Moral Questions in the Classroom: How to Get Kids to Think Deeply About Real Life and Their School Work

The book review that follows was written many weeks before the tragic events of September 11, 2001. Those events, I believe, highlight the importance of exploring hard questions in our classrooms.

In 1993, I taught a unit on The Adventures of Huckleberry Finn that turned out to be a bit flat. During class discussion one morning, I made reference to the fact that Huck had been banned in many schools and school districts because of its “racist overtones.” “Where had it been banned? Why had it been banned? How could Huck, of all the books we have read, have been banned?” my students asked, it seemed in unison. As I have come to learn, with help from Kathy Simon’s new book, Moral Questions in the Classroom, my mode for addressing a sensitive issue like racism, at that moment in my teaching career, was to talk abstractly about it and to wonder aloud why racist language might have been more commonplace in the 19th century. I behaved the way Simon’s research suggests most teachers behave when faced with difficult questions from my students: I controlled the discussion. Had Simon’s book been around at that time (and had critical friends’ groups existed), I might have been emboldened to respond to the students’ questions and bring to life the issues we know Twain wrestled with as he wrote the novel. Instead, I did what Simon found many of us do when faced with hard questions from the kids, I remembered that we had a lot to cover, and I moved us along.

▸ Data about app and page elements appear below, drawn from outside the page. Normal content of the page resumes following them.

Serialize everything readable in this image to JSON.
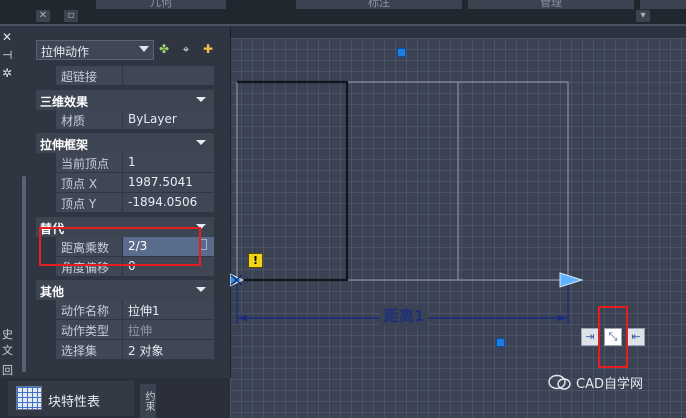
{
  "ribbon": {
    "tabs": [
      "几何",
      "标注",
      "管理"
    ],
    "collapse_icon": "close-x-icon"
  },
  "left_strip": {
    "top_icons": [
      "close-x-icon",
      "gear-icon"
    ],
    "side_glyphs": [
      "史",
      "文",
      "回"
    ]
  },
  "palette": {
    "object_type": "拉伸动作",
    "toolbar_icons": [
      "quick-select-icon",
      "pick-point-icon",
      "toggle-pickadd-icon"
    ],
    "hyperlink_row": {
      "key": "超链接",
      "value": ""
    },
    "sections": [
      {
        "title": "三维效果",
        "rows": [
          {
            "key": "材质",
            "value": "ByLayer"
          }
        ]
      },
      {
        "title": "拉伸框架",
        "rows": [
          {
            "key": "当前顶点",
            "value": "1"
          },
          {
            "key": "顶点 X",
            "value": "1987.5041"
          },
          {
            "key": "顶点 Y",
            "value": "-1894.0506"
          }
        ]
      },
      {
        "title": "替代",
        "rows": [
          {
            "key": "距离乘数",
            "value": "2/3"
          },
          {
            "key": "角度偏移",
            "value": "0"
          }
        ]
      },
      {
        "title": "其他",
        "rows": [
          {
            "key": "动作名称",
            "value": "拉伸1"
          },
          {
            "key": "动作类型",
            "value": "拉伸"
          },
          {
            "key": "选择集",
            "value": "2 对象"
          }
        ]
      }
    ]
  },
  "bottom_tabs": {
    "block_properties": "块特性表",
    "vertical_tab": "约束"
  },
  "drawing": {
    "dimension_label": "距离1",
    "warning_glyph": "!",
    "pin_icons": [
      "action-bar-icon-1",
      "action-bar-icon-2",
      "action-bar-icon-3"
    ],
    "line_color": "#1a2a80",
    "grip_color": "#1e7de0"
  },
  "watermark": "CAD自学网"
}
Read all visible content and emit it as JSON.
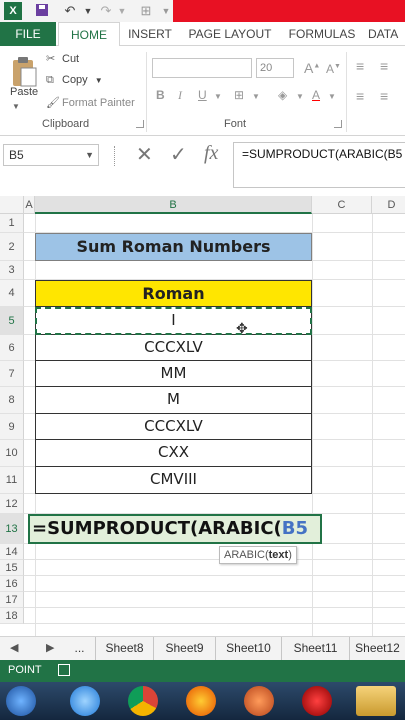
{
  "ribbon": {
    "tabs": [
      "FILE",
      "HOME",
      "INSERT",
      "PAGE LAYOUT",
      "FORMULAS",
      "DATA"
    ],
    "paste_label": "Paste",
    "cut_label": "Cut",
    "copy_label": "Copy",
    "format_painter_label": "Format Painter",
    "clipboard_group": "Clipboard",
    "font_group": "Font",
    "font_size": "20"
  },
  "formula_bar": {
    "name_box": "B5",
    "cancel_symbol": "✕",
    "enter_symbol": "✓",
    "fx_symbol": "fx",
    "content": "=SUMPRODUCT(ARABIC(B5"
  },
  "grid": {
    "columns": [
      "A",
      "B",
      "C",
      "D"
    ],
    "rows": [
      "1",
      "2",
      "3",
      "4",
      "5",
      "6",
      "7",
      "8",
      "9",
      "10",
      "11",
      "12",
      "13",
      "14",
      "15",
      "16",
      "17",
      "18"
    ],
    "title": "Sum Roman Numbers",
    "header": "Roman",
    "values": [
      "I",
      "CCCXLV",
      "MM",
      "M",
      "CCCXLV",
      "CXX",
      "CMVIII"
    ],
    "formula_text": "=SUMPRODUCT(ARABIC(",
    "formula_ref": "B5",
    "tooltip_fn": "ARABIC(",
    "tooltip_arg": "text",
    "tooltip_close": ")"
  },
  "sheets": {
    "ellipsis": "...",
    "tabs": [
      "Sheet8",
      "Sheet9",
      "Sheet10",
      "Sheet11",
      "Sheet12"
    ]
  },
  "status": {
    "mode": "POINT"
  },
  "colors": {
    "excel_green": "#217346",
    "title_fill": "#9dc3e6",
    "header_fill": "#ffe600",
    "formula_fill": "#e2efda"
  }
}
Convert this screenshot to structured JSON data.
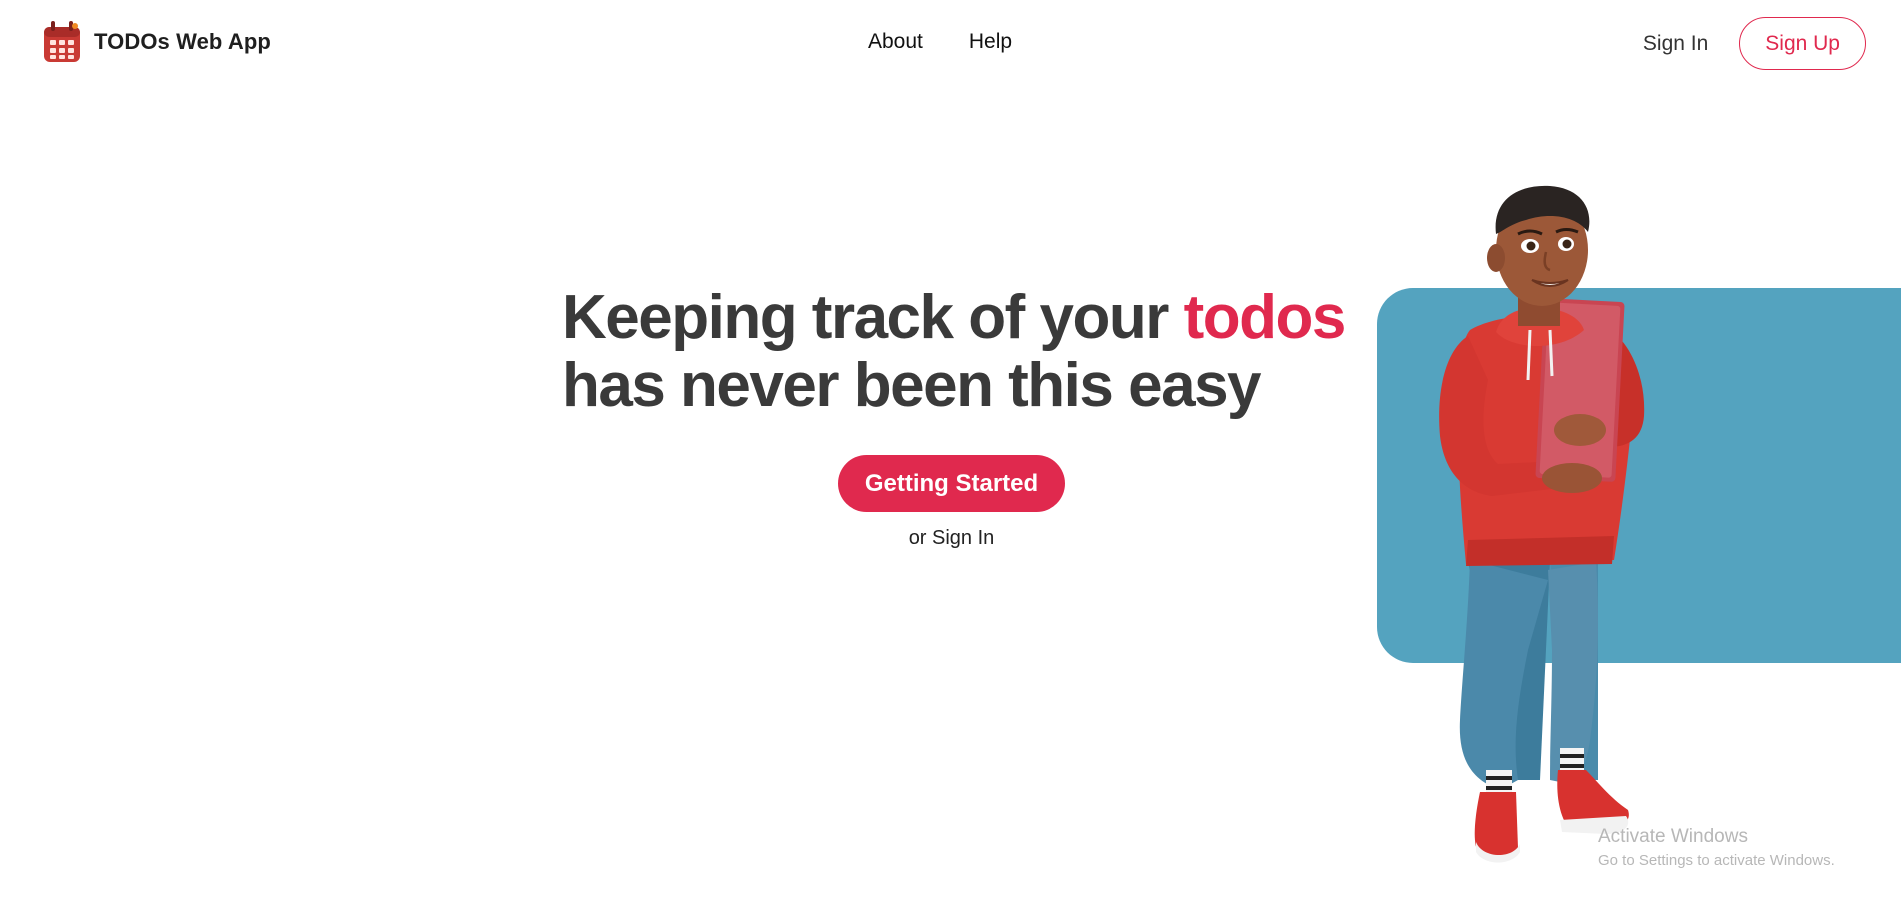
{
  "header": {
    "brand_name": "TODOs Web App",
    "logo_icon": "calendar-grid-icon",
    "nav": [
      "About",
      "Help"
    ],
    "sign_in": "Sign In",
    "sign_up": "Sign Up"
  },
  "hero": {
    "headline_part1": "Keeping track of your ",
    "headline_accent": "todos",
    "headline_line2": "has never been this easy",
    "cta_label": "Getting Started",
    "alt_link": "or Sign In"
  },
  "watermark": {
    "title": "Activate Windows",
    "subtitle": "Go to Settings to activate Windows."
  },
  "colors": {
    "accent": "#e0294e",
    "headline_text": "#3a3a3a",
    "illustration_panel": "#54a3bf"
  }
}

Chris, an outspoken and wisecracking junior, wouldn’t let me proceed. He was both incensed and fascinated by the phenomenon of censorship. In fact, he was so agitated that he lingered at the end of class, as he had a tendency to do, and questioned me on my reading selections for the class. “Why not read only banned books?” he asked, “They must be worth reading.” My thin response invoked standards of literary quality (that begged the question of whose standards) and “coverage.” We had to read The Scarlet Letter and The Crucible, I argued to Chris, because they were critical to “appreciating” American Literature (not because they would awaken the students’ imaginations or their love of reading). These lessons are clearer eight years later, especially when considered in light of Simon’s provocative and fascinating book.

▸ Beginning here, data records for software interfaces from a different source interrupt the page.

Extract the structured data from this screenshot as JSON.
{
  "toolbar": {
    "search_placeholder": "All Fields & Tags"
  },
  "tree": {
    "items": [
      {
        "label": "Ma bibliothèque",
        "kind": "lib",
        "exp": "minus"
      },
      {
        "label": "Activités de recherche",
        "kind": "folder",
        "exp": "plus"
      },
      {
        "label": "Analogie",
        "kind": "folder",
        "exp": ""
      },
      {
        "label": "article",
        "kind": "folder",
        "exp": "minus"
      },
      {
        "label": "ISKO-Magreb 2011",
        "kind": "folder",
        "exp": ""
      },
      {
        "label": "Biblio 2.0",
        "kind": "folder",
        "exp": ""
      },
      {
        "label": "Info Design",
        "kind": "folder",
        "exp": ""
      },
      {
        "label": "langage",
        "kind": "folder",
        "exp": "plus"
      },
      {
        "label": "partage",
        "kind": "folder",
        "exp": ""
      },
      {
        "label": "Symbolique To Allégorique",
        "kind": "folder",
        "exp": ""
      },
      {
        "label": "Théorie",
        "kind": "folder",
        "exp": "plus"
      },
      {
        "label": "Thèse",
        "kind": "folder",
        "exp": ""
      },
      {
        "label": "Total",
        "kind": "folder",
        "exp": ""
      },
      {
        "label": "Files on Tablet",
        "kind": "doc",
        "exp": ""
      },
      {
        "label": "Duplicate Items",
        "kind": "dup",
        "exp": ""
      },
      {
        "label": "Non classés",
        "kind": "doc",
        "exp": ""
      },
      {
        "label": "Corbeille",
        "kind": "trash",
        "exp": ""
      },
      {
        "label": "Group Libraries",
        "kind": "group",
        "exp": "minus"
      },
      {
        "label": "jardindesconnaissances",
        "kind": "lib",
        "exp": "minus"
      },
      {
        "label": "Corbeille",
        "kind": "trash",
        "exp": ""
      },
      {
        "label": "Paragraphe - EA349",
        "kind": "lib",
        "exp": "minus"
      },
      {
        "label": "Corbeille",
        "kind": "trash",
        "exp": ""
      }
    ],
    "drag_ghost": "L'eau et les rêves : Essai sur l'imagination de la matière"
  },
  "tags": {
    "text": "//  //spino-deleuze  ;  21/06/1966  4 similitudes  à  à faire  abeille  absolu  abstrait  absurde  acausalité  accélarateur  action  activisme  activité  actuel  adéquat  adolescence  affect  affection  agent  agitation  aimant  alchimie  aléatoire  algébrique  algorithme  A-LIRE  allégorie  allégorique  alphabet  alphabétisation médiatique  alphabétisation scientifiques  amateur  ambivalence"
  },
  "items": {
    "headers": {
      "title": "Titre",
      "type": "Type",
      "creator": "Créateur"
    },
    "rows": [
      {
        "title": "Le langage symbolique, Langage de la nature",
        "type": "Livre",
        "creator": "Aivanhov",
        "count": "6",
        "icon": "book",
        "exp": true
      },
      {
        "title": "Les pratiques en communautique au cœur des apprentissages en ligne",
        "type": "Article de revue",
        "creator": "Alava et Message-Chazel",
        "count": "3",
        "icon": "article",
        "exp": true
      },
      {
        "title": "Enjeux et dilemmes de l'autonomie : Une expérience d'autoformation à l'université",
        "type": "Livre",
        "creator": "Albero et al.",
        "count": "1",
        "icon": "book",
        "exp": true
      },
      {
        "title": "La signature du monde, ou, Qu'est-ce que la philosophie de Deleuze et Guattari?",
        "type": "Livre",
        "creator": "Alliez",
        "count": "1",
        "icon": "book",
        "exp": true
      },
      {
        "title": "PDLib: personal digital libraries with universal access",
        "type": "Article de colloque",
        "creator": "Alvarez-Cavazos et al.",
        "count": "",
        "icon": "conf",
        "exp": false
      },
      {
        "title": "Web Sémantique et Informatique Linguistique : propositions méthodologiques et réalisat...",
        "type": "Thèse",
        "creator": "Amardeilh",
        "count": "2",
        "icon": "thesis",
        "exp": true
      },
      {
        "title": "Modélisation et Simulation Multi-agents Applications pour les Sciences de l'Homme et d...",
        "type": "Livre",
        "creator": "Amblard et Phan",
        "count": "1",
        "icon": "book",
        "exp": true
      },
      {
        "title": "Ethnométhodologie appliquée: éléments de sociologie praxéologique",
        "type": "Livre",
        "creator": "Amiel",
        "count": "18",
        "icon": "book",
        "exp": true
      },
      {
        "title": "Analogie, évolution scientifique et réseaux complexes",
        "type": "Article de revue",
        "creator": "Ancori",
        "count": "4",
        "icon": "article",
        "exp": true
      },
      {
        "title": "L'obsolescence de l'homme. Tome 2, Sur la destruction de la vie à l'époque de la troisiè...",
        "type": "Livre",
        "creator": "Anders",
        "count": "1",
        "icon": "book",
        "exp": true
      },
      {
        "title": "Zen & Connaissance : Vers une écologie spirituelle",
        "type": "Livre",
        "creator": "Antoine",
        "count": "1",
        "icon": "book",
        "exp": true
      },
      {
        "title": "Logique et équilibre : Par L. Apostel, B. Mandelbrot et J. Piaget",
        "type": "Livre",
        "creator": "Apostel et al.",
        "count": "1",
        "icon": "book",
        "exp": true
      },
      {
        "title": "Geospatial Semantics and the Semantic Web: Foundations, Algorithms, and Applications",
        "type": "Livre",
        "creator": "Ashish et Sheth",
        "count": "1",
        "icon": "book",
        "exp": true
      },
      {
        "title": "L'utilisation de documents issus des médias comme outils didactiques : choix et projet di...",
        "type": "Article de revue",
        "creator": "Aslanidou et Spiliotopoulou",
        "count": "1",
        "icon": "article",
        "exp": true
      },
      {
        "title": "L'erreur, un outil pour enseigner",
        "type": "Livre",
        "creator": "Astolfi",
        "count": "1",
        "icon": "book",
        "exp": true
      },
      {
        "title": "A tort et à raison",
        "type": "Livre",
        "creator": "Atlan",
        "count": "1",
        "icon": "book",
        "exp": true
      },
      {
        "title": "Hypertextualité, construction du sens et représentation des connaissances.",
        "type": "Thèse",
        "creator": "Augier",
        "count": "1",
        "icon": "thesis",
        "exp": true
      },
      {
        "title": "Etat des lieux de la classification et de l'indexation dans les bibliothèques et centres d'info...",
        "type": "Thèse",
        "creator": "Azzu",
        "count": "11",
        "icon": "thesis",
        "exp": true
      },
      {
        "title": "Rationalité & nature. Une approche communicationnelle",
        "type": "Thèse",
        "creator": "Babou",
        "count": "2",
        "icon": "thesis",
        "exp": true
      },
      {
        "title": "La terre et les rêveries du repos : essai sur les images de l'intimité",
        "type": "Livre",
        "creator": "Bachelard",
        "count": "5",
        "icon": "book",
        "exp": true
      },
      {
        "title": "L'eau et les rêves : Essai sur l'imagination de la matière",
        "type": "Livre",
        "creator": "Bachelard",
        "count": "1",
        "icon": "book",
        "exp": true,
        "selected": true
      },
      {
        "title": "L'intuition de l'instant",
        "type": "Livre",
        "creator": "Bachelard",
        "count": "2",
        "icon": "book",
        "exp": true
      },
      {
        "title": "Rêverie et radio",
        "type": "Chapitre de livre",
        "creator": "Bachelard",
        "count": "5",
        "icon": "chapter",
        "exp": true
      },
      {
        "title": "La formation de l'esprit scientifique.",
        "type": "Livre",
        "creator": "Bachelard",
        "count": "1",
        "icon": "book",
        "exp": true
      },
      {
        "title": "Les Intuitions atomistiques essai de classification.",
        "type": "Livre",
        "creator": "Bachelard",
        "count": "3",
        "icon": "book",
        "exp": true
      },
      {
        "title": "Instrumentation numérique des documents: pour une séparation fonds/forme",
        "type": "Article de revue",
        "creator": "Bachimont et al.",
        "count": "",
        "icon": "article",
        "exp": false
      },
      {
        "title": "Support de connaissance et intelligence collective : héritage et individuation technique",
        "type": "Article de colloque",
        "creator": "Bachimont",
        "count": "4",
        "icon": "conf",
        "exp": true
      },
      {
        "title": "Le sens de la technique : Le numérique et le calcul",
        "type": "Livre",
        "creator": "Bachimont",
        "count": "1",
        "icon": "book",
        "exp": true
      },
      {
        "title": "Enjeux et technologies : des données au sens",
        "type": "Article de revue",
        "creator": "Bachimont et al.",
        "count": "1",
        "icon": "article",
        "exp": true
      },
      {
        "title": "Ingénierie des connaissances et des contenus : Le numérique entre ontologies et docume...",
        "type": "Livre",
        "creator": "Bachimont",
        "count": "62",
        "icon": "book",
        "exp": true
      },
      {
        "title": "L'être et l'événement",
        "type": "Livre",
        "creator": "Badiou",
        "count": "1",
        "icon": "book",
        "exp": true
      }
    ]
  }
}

Teaching well, as Simon reminds us, is tremendously difficult. Teaching controversial issues and moral questions well asks even more of a teacher. It asks us to know our subjects and topics from many different perspectives, and it asks us to be brave and open-minded. As Simon points out, to wrestle with moral essential questions means to embrace the Coalition’s second common principle, less-is-more, in a sophisticated and bold way; it means we must learn to practice pedagogical neutrality (not to be confused with moral relativism), and we must try to conceive of our respective disciplines as more than a set of plots, terms, dates, or characters. In reflecting on Dewey’s work, Simon writes, “Our aim in curriculum design must be to connect the record of humanity’s great inquiries to the curiosities of the child.”

As a daily practitioner, I know that the lofty rhetoric of Dewey is hard to make real, but I also know how powerful a child’s curiosities can be. Chris was willing and eager to help me redesign my English class around questions of censorship and freedom of expression. Unfortunately, I was not ready to hear him. Simon knows that not all of us may be ready to hear her, and while her book identifies many of the obstacles to the kind of teaching and learning we all wish for, she spends the bulk of her time getting us into the classrooms and the minds of teachers and showing us how it might be different. If you want to jumpstart the way you think about your discipline, read it. If you are eager to see the “teachable moments” in your school differently, read it. And lastly, if you appreciate but aren’t sure what to do with the hard questions that come from our students, read it. Moral Questions in the Classroom will help you hear them better.

reviewed by Ted Graf
Ted Graf is the Assistant Head at Watkinson School in Hartford, Connecticut and President of the Coalition’s Executive Board. Katherine G. Simon is Director of Research and Professional Development at CES National.